Reviewing the Experience with Charter Schools

              Charter schools continue to attract interest nationally and in New York. After ten years, what can we learn from New York’s charter school movement?  The Regents will continue to develop the questions they want answered through research. The item for discussion this month in the EMSC Committee includes these questions: What are the features of successful and unsuccessful charter schools?  In what sense have charters been models?  Have charter schools enrolled and retained students with disabilities and English language learners?  What has been the overall effects of the charter school movement on academic performance and the cost of education?

VESID’s Response to Veterans

              The VESID Committee will discuss implementation of new rehabilitation and interagency activities stemming from the Designing Our Future recommendations.  A significant part of the Regents item describes the VESID Veterans Service Action Plan.  We are partners with many other agencies on the New York State Council on Veterans Affairs recently created by Executive Order.  VESID has established an internal Veterans Services Work Group to identify current best practices and promote them statewide and create new services where they are needed.   The committee expressed particular interest in this information last month.


Mandate Relief in Special Education

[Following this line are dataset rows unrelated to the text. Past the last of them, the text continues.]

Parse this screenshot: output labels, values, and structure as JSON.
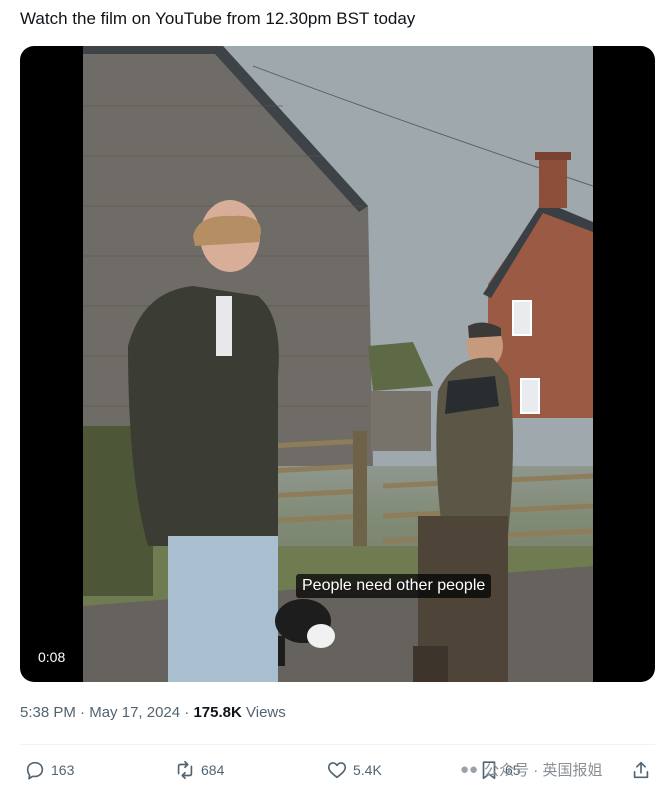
{
  "tweet": {
    "text": "Watch the film on YouTube from 12.30pm BST today"
  },
  "video": {
    "subtitle": "People need other people",
    "elapsed": "0:08"
  },
  "meta": {
    "time": "5:38 PM",
    "separator1": " · ",
    "date": "May 17, 2024",
    "separator2": " · ",
    "views_count": "175.8K",
    "views_label": " Views"
  },
  "actions": {
    "replies": "163",
    "reposts": "684",
    "likes": "5.4K",
    "bookmarks": "65"
  },
  "watermark": {
    "text": "公众号 · 英国报姐"
  },
  "colors": {
    "text": "#0f1419",
    "secondary": "#536471",
    "divider": "#eff3f4"
  }
}
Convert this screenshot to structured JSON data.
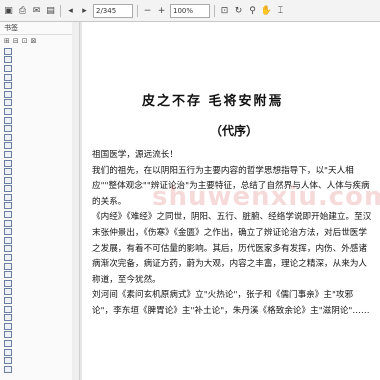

              The VESID Committee will continue its review of mandate relief in the context of the Board’s determination to improve achievement for students with disabilities.  The Regents will discuss an item that provides additional information that the committee requested on certain proposals discussed in January and February, including data on other states’ practices. The item returns to an examination of cost drivers in education and associated cost control strategies that also represent good practice in the education of children with disabilities.  This approach appeared to be influential when Deputy Commissioner Rebecca Cort presented it to the Commission on Property Tax Relief last year.  These ideas are promising because they join data-based conclusions about root causes of higher costs with research and experience-based conclusions about good things to do for children.  That these good practices also would tend to lower costs is encouraging. Putting these practices to work would more likely require changes in practice than in regulation. And that implies a need for wide-spread communications and professional development.